On the island is where the movie really takes off. Dolly de Leon is the crew member, and her skills and abilities make her the defacto leader of this group. She rules with something of an iron fist and trades sex for favors and position. It’s a genius turning of the tables that Östlund has presented us. From shit cleaner to shit enforcer. De Leon is brilliant and probably should have received a supporting actress nomination, but I cannot for the life of me decide who to kick out. Maybe Stephanie Hsu from EVERYTHING EVERYWHERE ALL AT ONCE, but it may be a snub debate worth having.

Östlund has a unique vision and really knows how to get his point across and keep us entertained. TRIANGLE is funny, poignant and entertaining. The Captain’s Dinner scene and its aftermath go on a bit long for me and my distaste for puking in movies, but I cannot deny that I laughed out loud several times. The movie is a commentary on how wealth and power turn even those who have been oppressed into the oppressor. The screenplay absolutely deserved the nomination. I suppose the movie deserved its Best Picture nomination, thought one could argue (as I have in another review that DECISION TO LEAVE is the snubbiest film of this year’s Oscars). You may not care for Östlund’s style but there is no denying his talent and getting noticed for Best Director is a nod to encourage others with that type of unique vision to go for it.

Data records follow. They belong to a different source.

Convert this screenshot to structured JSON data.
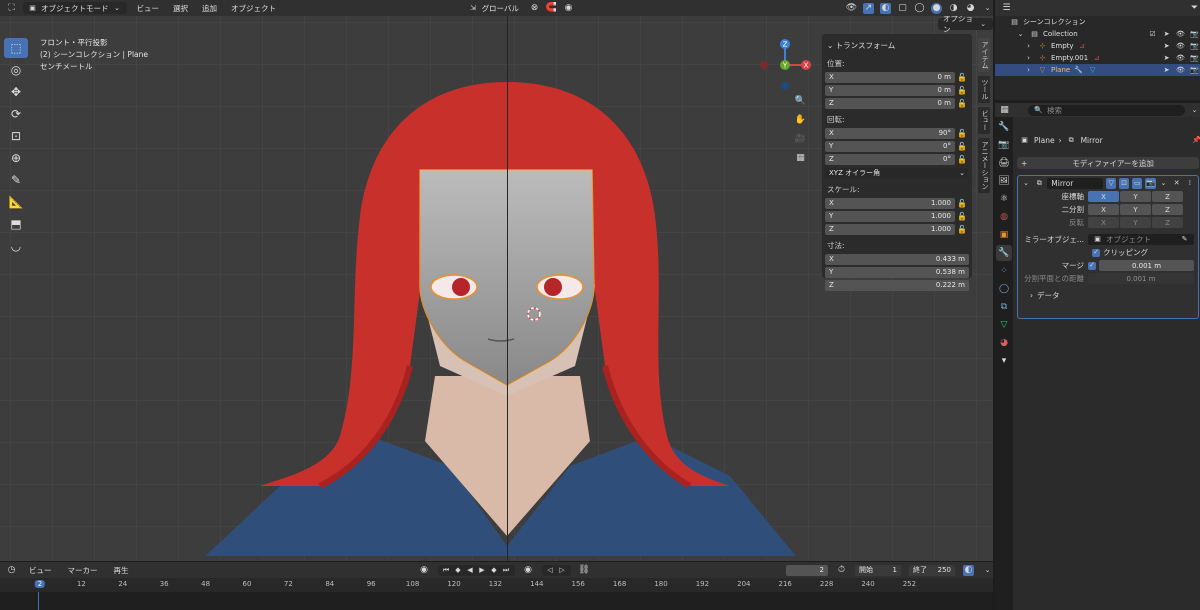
{
  "header": {
    "mode": "オブジェクトモード",
    "menus": [
      "ビュー",
      "選択",
      "追加",
      "オブジェクト"
    ],
    "transform_orientation": "グローバル",
    "options": "オプション"
  },
  "viewport": {
    "line1": "フロント・平行投影",
    "line2": "(2) シーンコレクション | Plane",
    "line3": "センチメートル"
  },
  "npanel": {
    "title": "トランスフォーム",
    "location_label": "位置:",
    "location": [
      {
        "axis": "X",
        "value": "0 m"
      },
      {
        "axis": "Y",
        "value": "0 m"
      },
      {
        "axis": "Z",
        "value": "0 m"
      }
    ],
    "rotation_label": "回転:",
    "rotation": [
      {
        "axis": "X",
        "value": "90°"
      },
      {
        "axis": "Y",
        "value": "0°"
      },
      {
        "axis": "Z",
        "value": "0°"
      }
    ],
    "rotation_mode": "XYZ オイラー角",
    "scale_label": "スケール:",
    "scale": [
      {
        "axis": "X",
        "value": "1.000"
      },
      {
        "axis": "Y",
        "value": "1.000"
      },
      {
        "axis": "Z",
        "value": "1.000"
      }
    ],
    "dimensions_label": "寸法:",
    "dimensions": [
      {
        "axis": "X",
        "value": "0.433 m"
      },
      {
        "axis": "Y",
        "value": "0.538 m"
      },
      {
        "axis": "Z",
        "value": "0.222 m"
      }
    ],
    "side_tabs": [
      "アイテム",
      "ツール",
      "ビュー",
      "アニメーション"
    ]
  },
  "gizmo": {
    "z": "Z",
    "y": "Y",
    "x": "X"
  },
  "timeline": {
    "menus": [
      "ビュー",
      "マーカー",
      "再生"
    ],
    "current_frame": "2",
    "start_label": "開始",
    "start": "1",
    "end_label": "終了",
    "end": "250",
    "ticks": [
      "2",
      "12",
      "24",
      "36",
      "48",
      "60",
      "72",
      "84",
      "96",
      "108",
      "120",
      "132",
      "144",
      "156",
      "168",
      "180",
      "192",
      "204",
      "216",
      "228",
      "240",
      "252"
    ]
  },
  "outliner": {
    "scene_collection": "シーンコレクション",
    "collection": "Collection",
    "items": [
      {
        "name": "Empty"
      },
      {
        "name": "Empty.001"
      },
      {
        "name": "Plane"
      }
    ]
  },
  "properties": {
    "search_placeholder": "検索",
    "breadcrumb_object": "Plane",
    "breadcrumb_modifier": "Mirror",
    "add_modifier": "モディファイアーを追加",
    "modifier_name": "Mirror",
    "axis_label": "座標軸",
    "bisect_label": "二分割",
    "flip_label": "反転",
    "axes": [
      "X",
      "Y",
      "Z"
    ],
    "mirror_object_label": "ミラーオブジェ...",
    "mirror_object_placeholder": "オブジェクト",
    "clipping_label": "クリッピング",
    "merge_label": "マージ",
    "merge_value": "0.001 m",
    "bisect_distance_label": "分割平面との距離",
    "bisect_distance_value": "0.001 m",
    "data_label": "データ"
  },
  "colors": {
    "accent": "#4772b3",
    "hair": "#c8302c",
    "selection": "#e8912a",
    "shirt": "#2f4e7a"
  }
}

The movie is kind of long and does feel like it drags in parts. But it is a great comedy and satire about the evils of wealth and power. It may be the most effective in that genre since PARASITE.